<<<<
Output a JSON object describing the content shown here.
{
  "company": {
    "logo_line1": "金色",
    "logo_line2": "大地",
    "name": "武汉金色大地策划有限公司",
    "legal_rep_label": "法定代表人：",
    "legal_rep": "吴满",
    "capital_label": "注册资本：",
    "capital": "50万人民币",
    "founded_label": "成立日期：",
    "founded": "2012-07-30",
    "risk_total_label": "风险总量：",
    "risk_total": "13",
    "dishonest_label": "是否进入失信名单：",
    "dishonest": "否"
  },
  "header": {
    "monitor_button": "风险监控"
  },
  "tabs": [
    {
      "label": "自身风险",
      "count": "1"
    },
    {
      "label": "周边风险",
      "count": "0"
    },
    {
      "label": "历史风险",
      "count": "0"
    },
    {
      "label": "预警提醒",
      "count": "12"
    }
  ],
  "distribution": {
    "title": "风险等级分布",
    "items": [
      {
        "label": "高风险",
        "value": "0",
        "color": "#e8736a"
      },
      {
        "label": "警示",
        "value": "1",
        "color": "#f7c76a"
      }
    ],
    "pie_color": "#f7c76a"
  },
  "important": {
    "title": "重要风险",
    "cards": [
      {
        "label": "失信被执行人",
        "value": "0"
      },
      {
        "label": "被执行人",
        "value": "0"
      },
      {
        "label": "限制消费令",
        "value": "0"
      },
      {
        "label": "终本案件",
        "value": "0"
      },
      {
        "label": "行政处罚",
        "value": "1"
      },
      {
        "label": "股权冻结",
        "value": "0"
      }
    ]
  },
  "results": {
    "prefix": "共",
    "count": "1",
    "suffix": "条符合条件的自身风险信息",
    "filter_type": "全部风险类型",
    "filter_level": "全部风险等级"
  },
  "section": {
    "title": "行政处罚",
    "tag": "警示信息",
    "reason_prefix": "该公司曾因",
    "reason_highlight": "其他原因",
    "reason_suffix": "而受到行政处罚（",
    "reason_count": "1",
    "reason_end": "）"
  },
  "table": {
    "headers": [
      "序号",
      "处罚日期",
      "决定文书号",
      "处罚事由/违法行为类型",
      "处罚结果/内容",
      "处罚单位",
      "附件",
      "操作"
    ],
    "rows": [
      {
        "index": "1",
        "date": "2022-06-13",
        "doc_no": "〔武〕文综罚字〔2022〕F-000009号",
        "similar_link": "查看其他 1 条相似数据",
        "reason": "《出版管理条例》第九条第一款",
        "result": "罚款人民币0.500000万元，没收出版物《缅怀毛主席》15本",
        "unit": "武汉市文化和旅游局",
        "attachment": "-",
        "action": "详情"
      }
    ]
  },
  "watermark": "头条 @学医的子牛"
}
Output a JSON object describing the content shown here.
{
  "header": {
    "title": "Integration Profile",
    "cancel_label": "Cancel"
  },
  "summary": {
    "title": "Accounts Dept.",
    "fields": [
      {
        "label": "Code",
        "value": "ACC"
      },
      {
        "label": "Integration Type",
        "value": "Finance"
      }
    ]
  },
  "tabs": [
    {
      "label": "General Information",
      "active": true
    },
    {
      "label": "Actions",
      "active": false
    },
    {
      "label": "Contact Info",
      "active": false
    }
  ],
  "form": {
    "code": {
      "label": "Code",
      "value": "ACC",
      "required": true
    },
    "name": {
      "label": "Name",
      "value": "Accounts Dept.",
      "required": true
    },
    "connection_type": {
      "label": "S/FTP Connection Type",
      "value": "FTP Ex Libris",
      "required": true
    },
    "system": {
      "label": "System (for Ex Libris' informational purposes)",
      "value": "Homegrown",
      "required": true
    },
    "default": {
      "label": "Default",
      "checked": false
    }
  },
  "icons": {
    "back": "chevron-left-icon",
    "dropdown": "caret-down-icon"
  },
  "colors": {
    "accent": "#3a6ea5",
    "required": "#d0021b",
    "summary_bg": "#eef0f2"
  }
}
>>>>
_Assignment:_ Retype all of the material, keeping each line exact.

_Task solution:_
Output a JSON object describing the content shown here.
{
  "company": {
    "logo_line1": "金色",
    "logo_line2": "大地",
    "name": "武汉金色大地策划有限公司",
    "legal_rep_label": "法定代表人：",
    "legal_rep": "吴满",
    "capital_label": "注册资本：",
    "capital": "50万人民币",
    "founded_label": "成立日期：",
    "founded": "2012-07-30",
    "risk_total_label": "风险总量：",
    "risk_total": "13",
    "dishonest_label": "是否进入失信名单：",
    "dishonest": "否"
  },
  "header": {
    "monitor_button": "风险监控"
  },
  "tabs": [
    {
      "label": "自身风险",
      "count": "1"
    },
    {
      "label": "周边风险",
      "count": "0"
    },
    {
      "label": "历史风险",
      "count": "0"
    },
    {
      "label": "预警提醒",
      "count": "12"
    }
  ],
  "distribution": {
    "title": "风险等级分布",
    "items": [
      {
        "label": "高风险",
        "value": "0",
        "color": "#e8736a"
      },
      {
        "label": "警示",
        "value": "1",
        "color": "#f7c76a"
      }
    ],
    "pie_color": "#f7c76a"
  },
  "important": {
    "title": "重要风险",
    "cards": [
      {
        "label": "失信被执行人",
        "value": "0"
      },
      {
        "label": "被执行人",
        "value": "0"
      },
      {
        "label": "限制消费令",
        "value": "0"
      },
      {
        "label": "终本案件",
        "value": "0"
      },
      {
        "label": "行政处罚",
        "value": "1"
      },
      {
        "label": "股权冻结",
        "value": "0"
      }
    ]
  },
  "results": {
    "prefix": "共",
    "count": "1",
    "suffix": "条符合条件的自身风险信息",
    "filter_type": "全部风险类型",
    "filter_level": "全部风险等级"
  },
  "section": {
    "title": "行政处罚",
    "tag": "警示信息",
    "reason_prefix": "该公司曾因",
    "reason_highlight": "其他原因",
    "reason_suffix": "而受到行政处罚（",
    "reason_count": "1",
    "reason_end": "）"
  },
  "table": {
    "headers": [
      "序号",
      "处罚日期",
      "决定文书号",
      "处罚事由/违法行为类型",
      "处罚结果/内容",
      "处罚单位",
      "附件",
      "操作"
    ],
    "rows": [
      {
        "index": "1",
        "date": "2022-06-13",
        "doc_no": "〔武〕文综罚字〔2022〕F-000009号",
        "similar_link": "查看其他 1 条相似数据",
        "reason": "《出版管理条例》第九条第一款",
        "result": "罚款人民币0.500000万元，没收出版物《缅怀毛主席》15本",
        "unit": "武汉市文化和旅游局",
        "attachment": "-",
        "action": "详情"
      }
    ]
  },
  "watermark": "头条 @学医的子牛"
}
Output a JSON object describing the content shown here.
{
  "header": {
    "title": "Integration Profile",
    "cancel_label": "Cancel"
  },
  "summary": {
    "title": "Accounts Dept.",
    "fields": [
      {
        "label": "Code",
        "value": "ACC"
      },
      {
        "label": "Integration Type",
        "value": "Finance"
      }
    ]
  },
  "tabs": [
    {
      "label": "General Information",
      "active": true
    },
    {
      "label": "Actions",
      "active": false
    },
    {
      "label": "Contact Info",
      "active": false
    }
  ],
  "form": {
    "code": {
      "label": "Code",
      "value": "ACC",
      "required": true
    },
    "name": {
      "label": "Name",
      "value": "Accounts Dept.",
      "required": true
    },
    "connection_type": {
      "label": "S/FTP Connection Type",
      "value": "FTP Ex Libris",
      "required": true
    },
    "system": {
      "label": "System (for Ex Libris' informational purposes)",
      "value": "Homegrown",
      "required": true
    },
    "default": {
      "label": "Default",
      "checked": false
    }
  },
  "icons": {
    "back": "chevron-left-icon",
    "dropdown": "caret-down-icon"
  },
  "colors": {
    "accent": "#3a6ea5",
    "required": "#d0021b",
    "summary_bg": "#eef0f2"
  }
}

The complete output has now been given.